And here are all 14 roosters, on ice, ready to be put in the freezer after they have cooled for 24 hours.
It was an exhilirating, albeit exhausting, day. Up until the moment our helpers arrived, I was a complete basket case. I was totally overwhelmed at the task before us. I had so many mixed emotions as I approached what had to be done: fear of the unknown (that was an obvious one), apprehension about my abilities, sadness at losing some character from our chicken yard (but this wasn't that strong of an emotion), frustration that John was out of town and that I was the only one left to do this, but also, relief that this would soon be over and I could relax when I went to feed the chickens and clean their coop. All of those feelings and then the actual physical exhaustion I experienced, as well... let's just say that I was spent. I was literally sore by dinner time.
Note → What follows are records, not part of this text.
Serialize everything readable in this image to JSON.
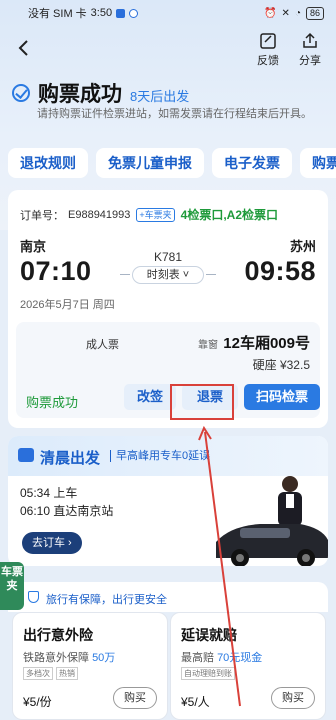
{
  "status_bar": {
    "carrier": "没有 SIM 卡",
    "time": "3:50",
    "battery": "86"
  },
  "nav": {
    "feedback": "反馈",
    "share": "分享"
  },
  "header": {
    "title": "购票成功",
    "depart_hint": "8天后出发",
    "notice": "请持购票证件检票进站，如需发票请在行程结束后开具。"
  },
  "services": [
    "退改规则",
    "免票儿童申报",
    "电子发票",
    "购票"
  ],
  "ticket": {
    "order_label": "订单号：",
    "order_no": "E988941993",
    "car_tag": "+车票夹",
    "gate": "4检票口,A2检票口",
    "from": "南京",
    "to": "苏州",
    "depart_time": "07:10",
    "arrive_time": "09:58",
    "train_no": "K781",
    "timetable": "时刻表",
    "date": "2026年5月7日 周四",
    "passenger_type": "成人票",
    "seat_tag": "靠窗",
    "car_seat": "12车厢009号",
    "fare": "硬座 ¥32.5",
    "status": "购票成功",
    "btn_change": "改签",
    "btn_refund": "退票",
    "btn_scan": "扫码检票"
  },
  "trip": {
    "title": "清晨出发",
    "subtitle": "早高峰用专车0延误",
    "line1": "05:34 上车",
    "line2": "06:10 直达南京站",
    "cta": "去订车"
  },
  "side_tab": "车票夹",
  "insurance": {
    "banner": "旅行有保障，出行更安全",
    "cards": [
      {
        "title": "出行意外险",
        "desc": "铁路意外保障",
        "hl": "50万",
        "tags": [
          "多档次",
          "热销"
        ],
        "price": "¥5/份",
        "buy": "购买"
      },
      {
        "title": "延误就赔",
        "desc": "最高赔",
        "hl": "70元现金",
        "tags": [
          "自动理赔到账"
        ],
        "price": "¥5/人",
        "buy": "购买"
      }
    ]
  },
  "colors": {
    "accent": "#2a7ae2",
    "success": "#1e9a3a",
    "highlight_box": "#d9413a"
  }
}
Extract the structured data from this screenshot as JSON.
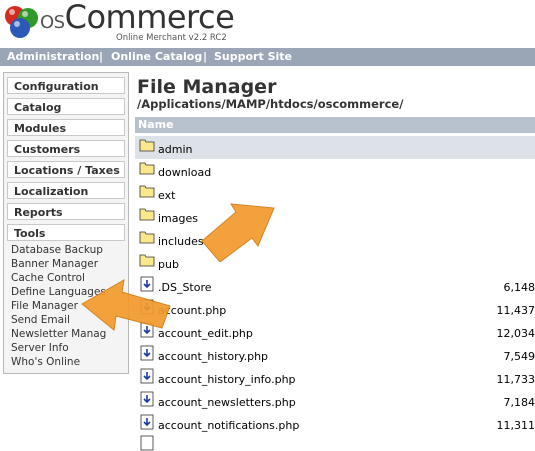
{
  "logo": {
    "brand_prefix": "os",
    "brand_main": "Commerce",
    "subtitle": "Online Merchant v2.2 RC2"
  },
  "topnav": {
    "items": [
      "Administration",
      "Online Catalog",
      "Support Site"
    ],
    "separator": "|"
  },
  "sidebar": {
    "headings": [
      "Configuration",
      "Catalog",
      "Modules",
      "Customers",
      "Locations / Taxes",
      "Localization",
      "Reports",
      "Tools"
    ],
    "tools_links": [
      "Database Backup",
      "Banner Manager",
      "Cache Control",
      "Define Languages",
      "File Manager",
      "Send Email",
      "Newsletter Manag",
      "Server Info",
      "Who's Online"
    ]
  },
  "main": {
    "title": "File Manager",
    "path": "/Applications/MAMP/htdocs/oscommerce/",
    "table_header": "Name",
    "folders": [
      "admin",
      "download",
      "ext",
      "images",
      "includes",
      "pub"
    ],
    "files": [
      {
        "name": ".DS_Store",
        "size": "6,148"
      },
      {
        "name": "account.php",
        "size": "11,437"
      },
      {
        "name": "account_edit.php",
        "size": "12,034"
      },
      {
        "name": "account_history.php",
        "size": "7,549"
      },
      {
        "name": "account_history_info.php",
        "size": "11,733"
      },
      {
        "name": "account_newsletters.php",
        "size": "7,184"
      },
      {
        "name": "account_notifications.php",
        "size": "11,311"
      }
    ]
  },
  "colors": {
    "nav_bar": "#9aa6b6",
    "table_header": "#b8c2cf",
    "selected_row": "#dde2e9",
    "arrow": "#f39a2c"
  }
}
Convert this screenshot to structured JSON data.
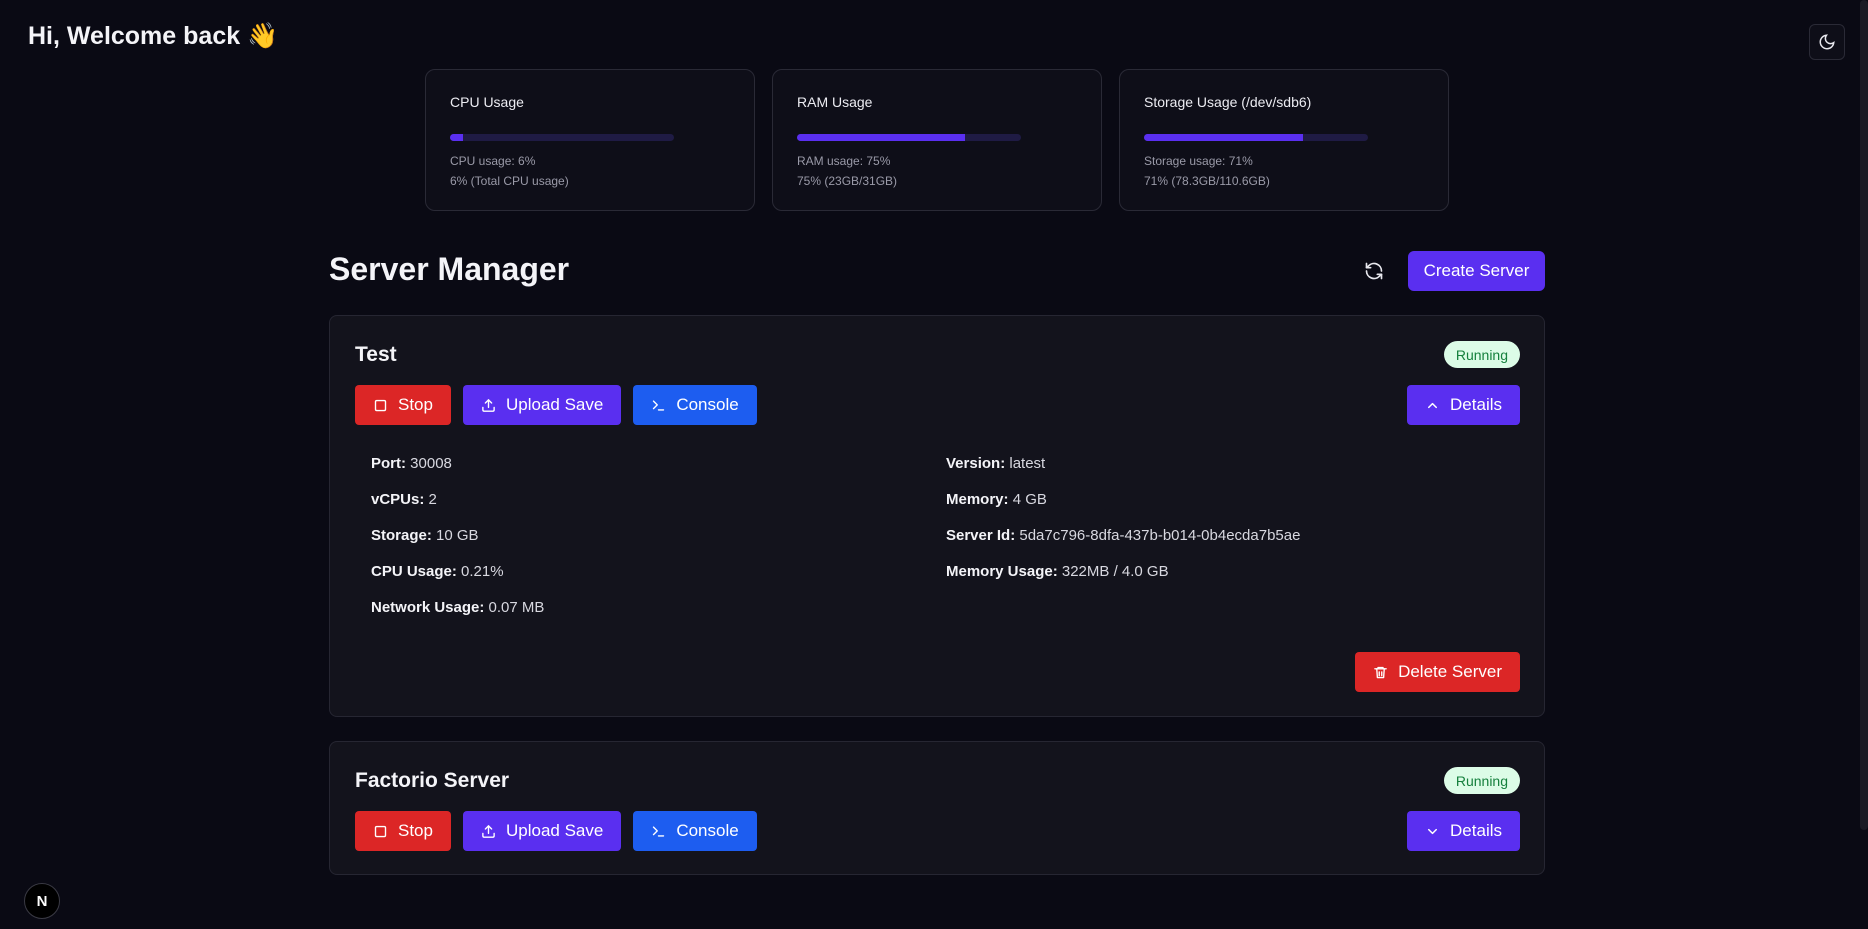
{
  "header": {
    "greeting": "Hi, Welcome back 👋",
    "theme_toggle_icon": "moon-icon"
  },
  "stats": [
    {
      "title": "CPU Usage",
      "percent": 6,
      "line1": "CPU usage: 6%",
      "line2": "6% (Total CPU usage)"
    },
    {
      "title": "RAM Usage",
      "percent": 75,
      "line1": "RAM usage: 75%",
      "line2": "75% (23GB/31GB)"
    },
    {
      "title": "Storage Usage (/dev/sdb6)",
      "percent": 71,
      "line1": "Storage usage: 71%",
      "line2": "71% (78.3GB/110.6GB)"
    }
  ],
  "manager": {
    "title": "Server Manager",
    "refresh_icon": "refresh-icon",
    "create_label": "Create Server"
  },
  "servers": [
    {
      "name": "Test",
      "status": "Running",
      "stop_label": "Stop",
      "upload_label": "Upload Save",
      "console_label": "Console",
      "details_label": "Details",
      "expanded": true,
      "details": {
        "port_label": "Port:",
        "port": "30008",
        "version_label": "Version:",
        "version": "latest",
        "vcpus_label": "vCPUs:",
        "vcpus": "2",
        "memory_label": "Memory:",
        "memory": "4 GB",
        "storage_label": "Storage:",
        "storage": "10 GB",
        "server_id_label": "Server Id:",
        "server_id": "5da7c796-8dfa-437b-b014-0b4ecda7b5ae",
        "cpu_usage_label": "CPU Usage:",
        "cpu_usage": "0.21%",
        "memory_usage_label": "Memory Usage:",
        "memory_usage": "322MB / 4.0 GB",
        "network_usage_label": "Network Usage:",
        "network_usage": "0.07 MB"
      },
      "delete_label": "Delete Server"
    },
    {
      "name": "Factorio Server",
      "status": "Running",
      "stop_label": "Stop",
      "upload_label": "Upload Save",
      "console_label": "Console",
      "details_label": "Details",
      "expanded": false
    }
  ],
  "footer": {
    "badge_letter": "N"
  },
  "colors": {
    "accent": "#5a2ff0",
    "danger": "#dc2626",
    "console": "#1d5df0",
    "status_bg": "#dcfce7",
    "status_fg": "#15803d"
  }
}
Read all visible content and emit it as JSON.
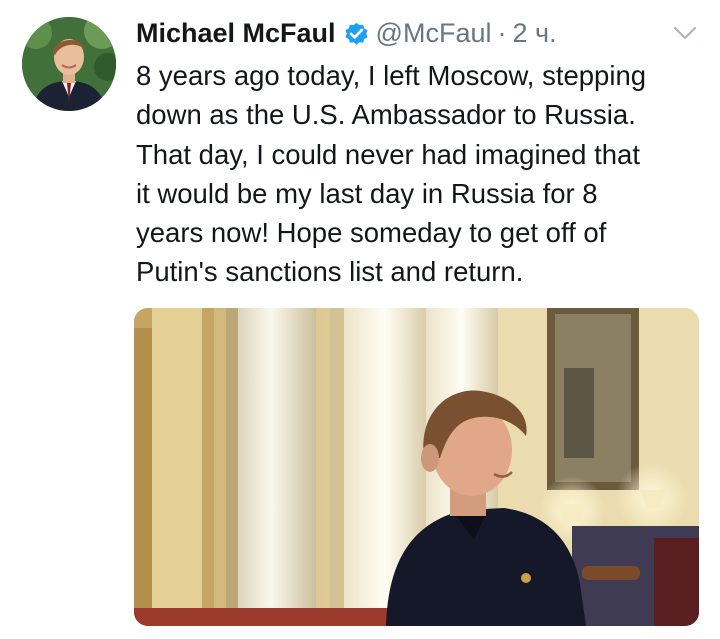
{
  "author": {
    "name": "Michael McFaul",
    "handle": "@McFaul",
    "separator": "·",
    "time": "2 ч.",
    "verified": true,
    "avatar_icon": "profile-photo"
  },
  "tweet": {
    "lines": [
      "8 years ago today, I left Moscow, stepping",
      "down as the U.S. Ambassador to Russia.",
      "That day, I could never had imagined that",
      "it would be my last day in Russia for 8",
      "years now!  Hope someday to get off of",
      "Putin's sanctions list and return."
    ]
  },
  "menu": {
    "icon": "chevron-down-icon"
  },
  "media": {
    "type": "photo"
  },
  "colors": {
    "text": "#14171a",
    "muted": "#657786",
    "verified": "#1da1f2",
    "caret": "#aab8c2"
  }
}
BUT!!!!! I did it and I could do it again. I know every step of the process and fully participated in those steps (except for the catching part, that's going to be tricky...) so I could very well do this again if I needed to. And I just might need to. We had made the executive decision to keep Obrahma because of his mild manner and beauty but, in the chaos of chicken catching yesterday, one other rooster was inadvertently missed. So, we have two roosters left in our yard. We're not exactly sure what two roosters and 36 hens will do to each other. Maybe Obrahma and "Red" will be so hen picked and outnumbered that they will become docile little roosters. More likely, they will get meaner, in order to have their way with as many hens as possilbe. We'll just have to see.
In the meantime, we now wait anxiously for eggs......
****Edited to add:
I forgot to mention that almost all of the above pictures were taken by Aidan. I desperately wanted a pictorial account of this experience but knew that I couldn't do two things at once. I asked Aidan if he would be the official photographer and he excitedly accepted. It turned out to be a great set up because that way that he could be involved without having to literally have his hands in the muck. He said that he really enjoyed taking the pictures and I think that he did a wonderful job.